Or better: let's compare the satisfaction of academics working with the UK's research councils against student satisfaction at about any British university. Yes, that's a contest you'll never see because the councils would much rather worry about having the Universities Minister's confidence or that of university management than the confidence of the academics they serve and undertake the research projects. I'd like to be proved wrong, but fear I won't be.

A final point. The Teaching Excellence Framework is to be modelled on the Research Excellent Framework. The later is a complex exercise assessing research quality of departments through weighted consideration of their research outputs, impact and environment (roughly). It is cumbersome and highly time consuming. The 'TEF' looks much more than a quality control mechanism like an Ofsted report branding institutions excellent, good, etc. with each permitting tuition fees up to a particular threshold. Or so I'm reading the tea leaves.

This would make it very different from the REF - and also a bit pointless. It might be better for Johnson to focus more on not more information for students, but perhaps better information. Find meaningful statistics that can be used for genuine cross-institutional comparisons.

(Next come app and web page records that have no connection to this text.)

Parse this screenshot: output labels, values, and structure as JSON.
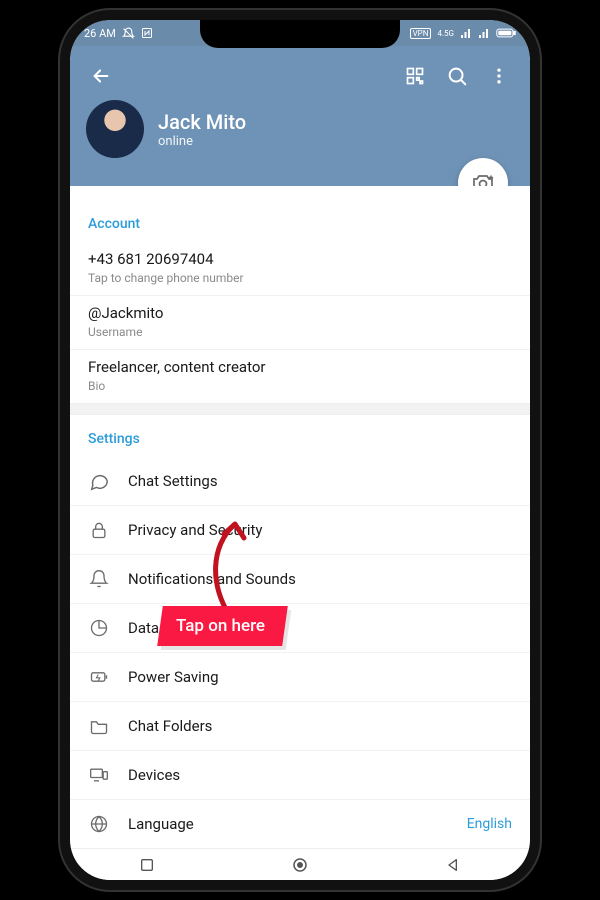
{
  "statusbar": {
    "time": "26 AM",
    "net_label": "4.5G",
    "vpn": "VPN"
  },
  "header": {
    "name": "Jack Mito",
    "status": "online"
  },
  "account": {
    "section": "Account",
    "phone": "+43 681 20697404",
    "phone_sub": "Tap to change phone number",
    "username": "@Jackmito",
    "username_sub": "Username",
    "bio": "Freelancer, content creator",
    "bio_sub": "Bio"
  },
  "settings": {
    "section": "Settings",
    "items": [
      {
        "label": "Chat Settings"
      },
      {
        "label": "Privacy and Security"
      },
      {
        "label": "Notifications and Sounds"
      },
      {
        "label": "Data and Storage"
      },
      {
        "label": "Power Saving"
      },
      {
        "label": "Chat Folders"
      },
      {
        "label": "Devices"
      },
      {
        "label": "Language",
        "value": "English"
      }
    ]
  },
  "annotation": {
    "text": "Tap on here"
  }
}
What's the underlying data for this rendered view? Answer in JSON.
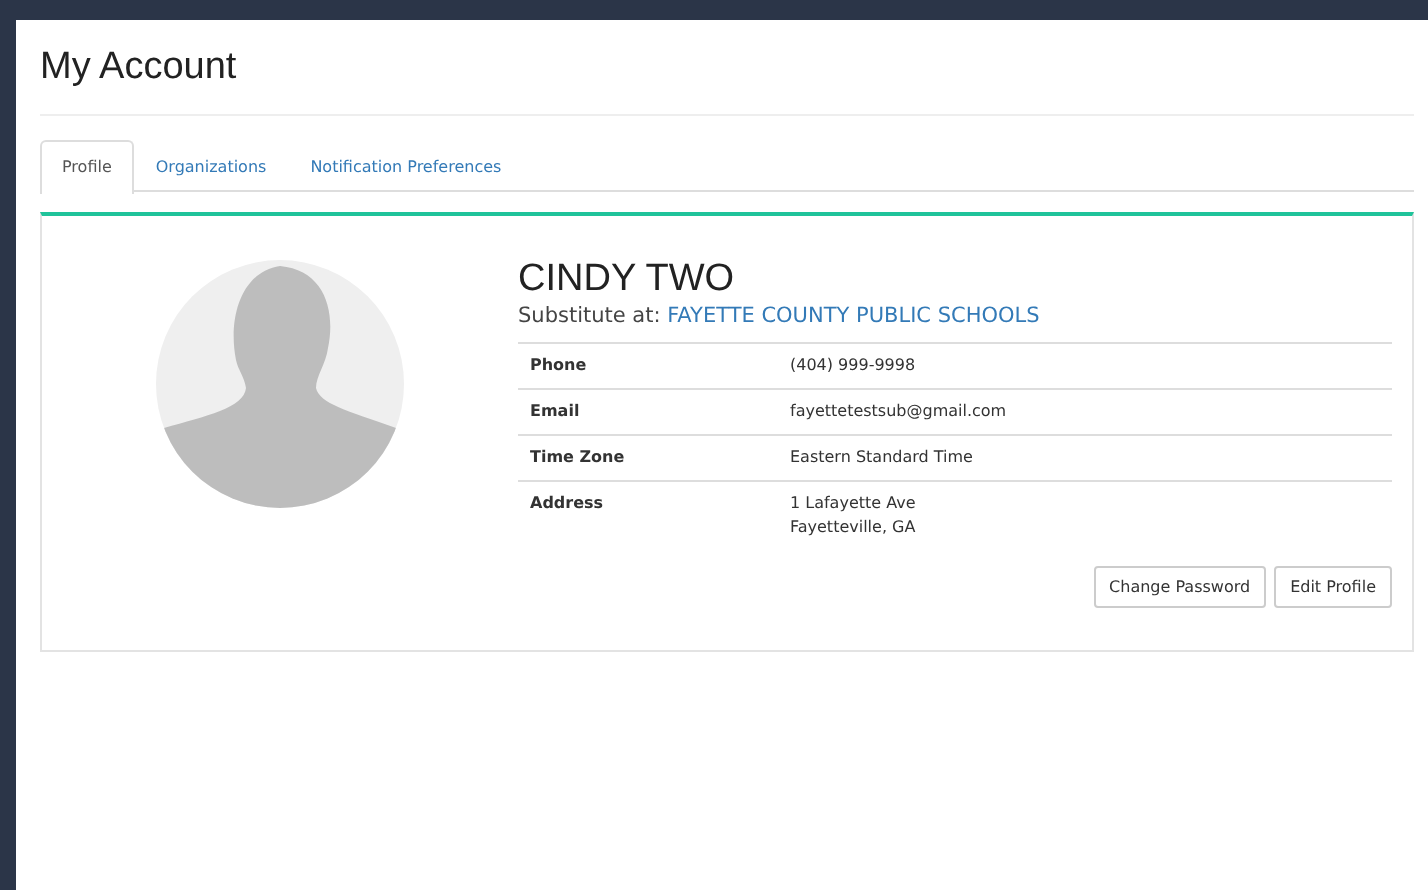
{
  "page": {
    "title": "My Account"
  },
  "tabs": [
    {
      "label": "Profile",
      "selected": true
    },
    {
      "label": "Organizations",
      "selected": false
    },
    {
      "label": "Notification Preferences",
      "selected": false
    }
  ],
  "profile": {
    "name": "CINDY TWO",
    "role_label": "Substitute at:",
    "organization": "FAYETTE COUNTY PUBLIC SCHOOLS",
    "details": [
      {
        "label": "Phone",
        "lines": [
          "(404) 999-9998"
        ]
      },
      {
        "label": "Email",
        "lines": [
          "fayettetestsub@gmail.com"
        ]
      },
      {
        "label": "Time Zone",
        "lines": [
          "Eastern Standard Time"
        ]
      },
      {
        "label": "Address",
        "lines": [
          "1 Lafayette Ave",
          "Fayetteville, GA"
        ]
      }
    ],
    "buttons": [
      "Change Password",
      "Edit Profile"
    ]
  }
}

And then let students vote with their feet on which institutions deserve their money. After all, it is the students that are going to university and not the minister.

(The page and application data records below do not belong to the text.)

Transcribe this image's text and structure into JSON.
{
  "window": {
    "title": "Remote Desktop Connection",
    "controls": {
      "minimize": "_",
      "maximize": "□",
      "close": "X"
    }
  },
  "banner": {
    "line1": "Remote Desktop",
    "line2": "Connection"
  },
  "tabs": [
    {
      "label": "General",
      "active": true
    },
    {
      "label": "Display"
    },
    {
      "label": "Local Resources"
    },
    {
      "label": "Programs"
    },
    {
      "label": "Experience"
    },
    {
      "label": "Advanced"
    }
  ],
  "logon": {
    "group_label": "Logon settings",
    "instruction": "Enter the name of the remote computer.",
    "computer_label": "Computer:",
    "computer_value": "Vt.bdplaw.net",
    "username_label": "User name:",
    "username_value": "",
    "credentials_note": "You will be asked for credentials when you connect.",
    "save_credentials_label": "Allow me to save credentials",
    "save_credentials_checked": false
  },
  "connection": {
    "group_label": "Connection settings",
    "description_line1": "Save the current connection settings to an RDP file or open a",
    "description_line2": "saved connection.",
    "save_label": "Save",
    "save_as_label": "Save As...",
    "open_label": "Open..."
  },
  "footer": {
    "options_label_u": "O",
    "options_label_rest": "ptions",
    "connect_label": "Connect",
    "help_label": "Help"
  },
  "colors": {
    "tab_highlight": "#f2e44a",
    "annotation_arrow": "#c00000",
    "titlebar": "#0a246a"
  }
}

It is impossible to see these proposals being rushed out with such thoughtlessness and not think here's yet another minister diving head first into an area he or she knows little about with the aim of making a change that gets some media attention so it raises the individual's profile helping him or her secure a much better ministerial position he or she actually really does want. If we must have a Tory in this position, I'm beginning to miss David Willetts. A lot.

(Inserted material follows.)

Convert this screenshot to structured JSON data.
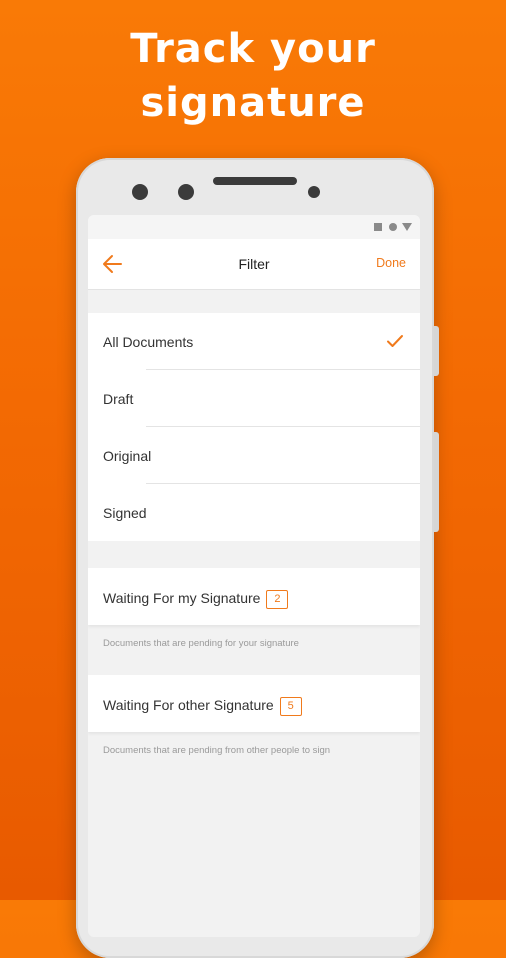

Monday, September 07, 2015

Aylan & EU refugee crisis

Talking about  & EU refugee crisis on  from 42 mins -  

Durham academic wins EU referendum change

The full press release:

David Cameron's government has claimed the EU referendum question for next year's vote should be 'Should the United Kingdom remain a member of the European Union?' This question was presented in a draft European Union Referendum Bill in Parliament.
This was reviewed by the Electoral Commission to consider its wording and general suitability. In a surprise announcement, the Commission published its final report on 1 September and recommends several changes. They were convinced by critics who argued the current wording was not neutral and should be amended.
One of the critics that won over the Electoral Commission is Durham University's Professor Thom Brooks, one of only two academics quoted in the Commission's report. Professor Brooks claimed the wording was inconsistent with other recent referendum questions like the vote on AV nationally and the independence vote in Scotland. He successfully argued that in both cases a vote for 'yes' was for changes and 'no' was for no change. The problem that the current question had this in reverse. This might create confusion and should be corrected.
The Electoral Commission agreed. Their recommendation is that the final EU referendum question becomes 'Should the United Kingdom remain a member of the European Union or leave the European Union?' Their proposed choices for voters is no longer 'yes' or 'no', but 'Remain a member of the European Union' or 'Leave the European Union'.
Professor Brooks said: 'I'm delighted to see the Electoral Commission make these recommendations. This is an important vote and it's crucial to get the referendum question right. It's now up to the government to take the next step. But I expect they'll endorse these recommendations in full." 

* Brooks comment is para. 4.19.

Saturday, September 05, 2015

Thom Brooks on ITV Tyne Tees - interview on EU refugee crisis

Interview conducted down the hallway from a fabulous conference I was attending in Ghent, Belgium - about 1 hour from Brussels. Link to be added when in hand.

Evening Chronicle timeline of EU refugee crisis

... lists PM, Home Secretary! Great coverage and discussion HERE.

Thom Brooks on "The Week" on Made in Tyne and Wear Channel

. . . the link to the 4 part interview programme can be FOUND HERE (series 7 episode 4 (S7 E4) parts 1 to 4).

We discuss immigration, plans for local devolution and the big stories happening that week.